Frontier threw another log onto the FiOS TV fire on Friday, advising The Oregonian, a local news outlet, that it plans to raise the installation fee for new FiOS TV customers from $79 to $500 and that it will drop out of its cable franchise agreements with four Oregon cities.
The company has been under fire since announcing plans in January to raise the rates for FiOS video by as much as 46%–a move the company said was made necessary by its high programming costs. Frontier postponed the rate increase indefinitely after Oregon’s Metropolitan Area Communications Commission accused it of failing to keep its promise to support FiOS TV as a competitive offering after it acquired FiOS lines from Verizon. Frontier‘s purchase from Verizon primarily included non-FiOS lines in former Verizon serving rural areas.
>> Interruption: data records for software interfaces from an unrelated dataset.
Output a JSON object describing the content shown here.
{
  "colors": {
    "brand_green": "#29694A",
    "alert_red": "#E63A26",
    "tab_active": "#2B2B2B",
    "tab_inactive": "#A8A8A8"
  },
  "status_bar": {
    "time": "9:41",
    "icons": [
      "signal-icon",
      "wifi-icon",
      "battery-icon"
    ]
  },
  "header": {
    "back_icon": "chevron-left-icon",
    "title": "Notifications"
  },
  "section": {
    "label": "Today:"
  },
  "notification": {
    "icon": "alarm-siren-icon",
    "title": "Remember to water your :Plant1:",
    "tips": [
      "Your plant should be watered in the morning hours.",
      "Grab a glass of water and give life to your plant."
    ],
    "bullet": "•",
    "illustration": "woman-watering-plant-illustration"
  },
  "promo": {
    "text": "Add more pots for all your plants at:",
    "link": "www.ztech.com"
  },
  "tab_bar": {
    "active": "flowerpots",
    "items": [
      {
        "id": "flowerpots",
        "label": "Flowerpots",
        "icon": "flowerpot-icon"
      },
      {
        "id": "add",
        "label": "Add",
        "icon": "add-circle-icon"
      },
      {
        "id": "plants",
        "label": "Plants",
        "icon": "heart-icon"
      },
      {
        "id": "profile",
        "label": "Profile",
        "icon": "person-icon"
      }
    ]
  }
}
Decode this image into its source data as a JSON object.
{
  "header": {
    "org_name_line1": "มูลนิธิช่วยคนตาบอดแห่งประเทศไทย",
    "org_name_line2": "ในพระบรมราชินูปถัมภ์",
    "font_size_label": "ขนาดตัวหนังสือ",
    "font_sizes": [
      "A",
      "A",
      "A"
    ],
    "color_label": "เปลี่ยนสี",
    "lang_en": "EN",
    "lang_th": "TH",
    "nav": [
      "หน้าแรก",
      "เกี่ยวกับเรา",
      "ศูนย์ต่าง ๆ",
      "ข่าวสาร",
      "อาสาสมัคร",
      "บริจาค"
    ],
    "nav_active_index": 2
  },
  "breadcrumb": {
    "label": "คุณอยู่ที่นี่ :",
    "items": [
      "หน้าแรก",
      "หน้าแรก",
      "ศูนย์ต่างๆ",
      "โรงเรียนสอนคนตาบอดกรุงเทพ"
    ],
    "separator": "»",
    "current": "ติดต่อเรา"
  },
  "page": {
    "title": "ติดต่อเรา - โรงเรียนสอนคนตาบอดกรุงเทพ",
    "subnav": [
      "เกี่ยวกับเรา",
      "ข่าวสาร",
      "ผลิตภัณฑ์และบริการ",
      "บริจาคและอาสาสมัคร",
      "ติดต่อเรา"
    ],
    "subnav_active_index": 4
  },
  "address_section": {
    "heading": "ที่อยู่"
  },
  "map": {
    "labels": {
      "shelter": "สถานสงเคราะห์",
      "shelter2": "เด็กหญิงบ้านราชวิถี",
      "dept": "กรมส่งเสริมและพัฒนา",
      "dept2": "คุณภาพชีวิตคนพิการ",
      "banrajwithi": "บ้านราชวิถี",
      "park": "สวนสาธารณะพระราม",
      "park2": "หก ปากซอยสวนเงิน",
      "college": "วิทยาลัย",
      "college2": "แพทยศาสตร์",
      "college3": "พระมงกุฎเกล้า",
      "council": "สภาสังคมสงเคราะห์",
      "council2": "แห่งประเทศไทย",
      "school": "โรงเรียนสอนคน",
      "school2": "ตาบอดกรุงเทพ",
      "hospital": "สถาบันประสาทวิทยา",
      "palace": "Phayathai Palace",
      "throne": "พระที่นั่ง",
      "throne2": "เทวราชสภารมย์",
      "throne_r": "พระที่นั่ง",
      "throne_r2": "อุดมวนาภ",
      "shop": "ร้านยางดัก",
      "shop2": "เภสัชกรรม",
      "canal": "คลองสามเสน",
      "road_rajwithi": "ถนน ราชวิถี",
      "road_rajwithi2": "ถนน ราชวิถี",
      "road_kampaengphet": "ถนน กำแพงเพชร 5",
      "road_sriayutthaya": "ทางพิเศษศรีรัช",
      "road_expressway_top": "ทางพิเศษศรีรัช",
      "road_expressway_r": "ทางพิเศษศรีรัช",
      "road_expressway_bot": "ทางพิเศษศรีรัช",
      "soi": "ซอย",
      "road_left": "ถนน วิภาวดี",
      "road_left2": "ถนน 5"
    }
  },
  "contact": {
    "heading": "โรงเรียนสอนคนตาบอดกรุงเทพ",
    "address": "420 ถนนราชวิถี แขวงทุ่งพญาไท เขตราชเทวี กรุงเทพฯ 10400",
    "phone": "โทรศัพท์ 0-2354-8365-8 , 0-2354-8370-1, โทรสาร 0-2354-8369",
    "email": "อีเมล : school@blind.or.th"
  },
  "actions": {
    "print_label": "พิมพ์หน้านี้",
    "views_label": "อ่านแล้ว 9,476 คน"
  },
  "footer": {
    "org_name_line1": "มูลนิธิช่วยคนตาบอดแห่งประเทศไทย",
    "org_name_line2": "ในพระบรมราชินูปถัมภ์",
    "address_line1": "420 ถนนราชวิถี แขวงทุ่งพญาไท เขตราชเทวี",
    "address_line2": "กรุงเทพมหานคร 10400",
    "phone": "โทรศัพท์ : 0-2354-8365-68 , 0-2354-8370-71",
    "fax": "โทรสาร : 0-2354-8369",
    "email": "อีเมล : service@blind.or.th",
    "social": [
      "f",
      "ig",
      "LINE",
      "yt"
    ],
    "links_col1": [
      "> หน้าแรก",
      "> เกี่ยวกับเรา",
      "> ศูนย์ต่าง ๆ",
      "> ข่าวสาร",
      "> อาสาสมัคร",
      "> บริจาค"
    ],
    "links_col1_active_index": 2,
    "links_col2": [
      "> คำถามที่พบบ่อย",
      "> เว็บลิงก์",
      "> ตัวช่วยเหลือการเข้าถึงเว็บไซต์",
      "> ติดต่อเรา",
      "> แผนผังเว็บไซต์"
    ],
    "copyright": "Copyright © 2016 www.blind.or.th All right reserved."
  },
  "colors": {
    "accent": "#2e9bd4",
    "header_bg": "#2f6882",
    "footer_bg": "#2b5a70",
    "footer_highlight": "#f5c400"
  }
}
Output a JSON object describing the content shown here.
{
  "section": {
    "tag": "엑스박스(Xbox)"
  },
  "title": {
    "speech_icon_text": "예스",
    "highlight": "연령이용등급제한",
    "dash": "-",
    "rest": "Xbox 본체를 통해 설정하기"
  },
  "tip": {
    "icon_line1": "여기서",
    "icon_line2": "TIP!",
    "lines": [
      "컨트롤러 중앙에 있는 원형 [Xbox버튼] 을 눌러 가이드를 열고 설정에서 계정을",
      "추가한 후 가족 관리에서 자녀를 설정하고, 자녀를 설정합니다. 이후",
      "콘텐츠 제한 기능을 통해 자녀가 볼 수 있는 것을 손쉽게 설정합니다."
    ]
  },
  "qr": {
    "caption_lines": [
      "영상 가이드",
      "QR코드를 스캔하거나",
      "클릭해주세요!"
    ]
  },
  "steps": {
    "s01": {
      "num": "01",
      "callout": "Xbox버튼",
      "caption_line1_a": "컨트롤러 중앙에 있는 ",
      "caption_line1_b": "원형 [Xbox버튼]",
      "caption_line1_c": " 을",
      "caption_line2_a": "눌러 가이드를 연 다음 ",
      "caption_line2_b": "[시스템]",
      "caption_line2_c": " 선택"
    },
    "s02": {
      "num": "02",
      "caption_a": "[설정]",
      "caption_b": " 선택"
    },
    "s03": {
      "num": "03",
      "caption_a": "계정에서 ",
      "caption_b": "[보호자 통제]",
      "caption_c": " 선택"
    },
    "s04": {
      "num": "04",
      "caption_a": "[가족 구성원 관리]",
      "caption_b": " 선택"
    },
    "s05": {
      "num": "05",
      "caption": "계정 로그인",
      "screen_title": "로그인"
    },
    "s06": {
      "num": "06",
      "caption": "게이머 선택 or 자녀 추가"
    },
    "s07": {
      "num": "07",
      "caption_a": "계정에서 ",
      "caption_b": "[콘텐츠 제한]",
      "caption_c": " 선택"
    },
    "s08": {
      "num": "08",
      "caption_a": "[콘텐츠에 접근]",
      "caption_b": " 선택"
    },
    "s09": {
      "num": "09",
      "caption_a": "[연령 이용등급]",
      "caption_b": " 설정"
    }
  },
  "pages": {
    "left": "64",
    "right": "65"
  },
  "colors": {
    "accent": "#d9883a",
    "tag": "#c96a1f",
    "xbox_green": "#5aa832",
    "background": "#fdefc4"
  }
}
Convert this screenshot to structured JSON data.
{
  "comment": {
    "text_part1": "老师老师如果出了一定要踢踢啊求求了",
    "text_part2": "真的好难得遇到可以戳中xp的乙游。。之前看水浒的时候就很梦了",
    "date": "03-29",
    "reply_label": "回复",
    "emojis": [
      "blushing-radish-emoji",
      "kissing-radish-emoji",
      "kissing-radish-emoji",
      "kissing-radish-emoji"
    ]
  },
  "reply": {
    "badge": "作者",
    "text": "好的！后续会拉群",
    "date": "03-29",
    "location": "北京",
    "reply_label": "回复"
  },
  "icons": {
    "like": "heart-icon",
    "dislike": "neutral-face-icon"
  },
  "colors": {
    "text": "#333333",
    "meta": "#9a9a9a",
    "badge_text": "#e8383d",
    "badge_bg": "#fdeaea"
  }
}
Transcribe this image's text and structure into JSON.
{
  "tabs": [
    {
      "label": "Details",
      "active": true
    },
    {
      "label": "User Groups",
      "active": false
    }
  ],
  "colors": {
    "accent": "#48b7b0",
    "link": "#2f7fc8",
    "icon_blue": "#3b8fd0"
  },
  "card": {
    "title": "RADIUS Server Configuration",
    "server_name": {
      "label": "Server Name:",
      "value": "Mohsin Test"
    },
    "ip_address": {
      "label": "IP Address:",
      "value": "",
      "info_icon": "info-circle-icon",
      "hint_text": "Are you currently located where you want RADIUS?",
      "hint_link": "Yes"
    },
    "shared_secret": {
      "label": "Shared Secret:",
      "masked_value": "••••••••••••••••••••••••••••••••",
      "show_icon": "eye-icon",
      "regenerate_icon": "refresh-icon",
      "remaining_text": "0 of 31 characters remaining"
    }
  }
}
But Frontier obtained FiOS lines in Oregon, Washington and Indiana—and some people in Oregon have been particularly vociferous about fighting the proposed price hikes.
The huge increase in the FiOS TV installation fee appears to be an attempt by Frontier to avoid gaining any new FiOS TV subscribers. Instead, the company has been pushing DirecTV service, which it offers through a marketing arrangement with the satellite video provider. Stop the Cap!, a consumer website, noted that a Google search for “Frontier FiOS” will find paid advertising from Frontier directing seekers to a free satellite dish offer.
The plan to drop its cable franchises also supports the idea that Frontier plans to shift its focus away from FiOS TV. In a letter to one of the four cities where it is cancelling its franchise agreement posted on the Oregon Live website, Frontier said its FiOS video service “has thus far been under-priced relative to Frontier’s costs,” adding that “these artificially discounted rates and installation prices are unsustainable.” In the letter Frontier said it has not yet identified a specific date when it will terminate service but that it will abide by requirement to provide at least 90-day advance notice to subscribers.
Frontier is not the only video service provider to have experienced difficulty obtaining competitive rates for video programming. Highly publicized disputes between content providers and programmers have led to programming blackouts over the last year or so, leading some stakeholders to argue that voluntary bargaining processes are weighted too heavily on the side of content providers. Frontier’s latest moves involving FiOS TV came just one day after the Federal Communications Commission said it would revisit rules governing the retransmission consent process.
Obtaining competitive content pricing has been particularly challenging for Tier 2 and Tier 3 telcos— and rather than waiting to see if regulators opt to level the playing field, some Tier 2 and 3 telcos are exploring alternatives to traditional cable TV content based on using broadband to deliver over-the-top (OTT) Internet video content.
After reading comments made by a Frontier executive to The Oregonian, one wonders if Frontier also might be considering that approach. Frontier is exploring “new options” for using its fiber network to deliver video service, Frontier’s Oregon general manager told The Oregonian.
Is a Frontier OTT video option in the works?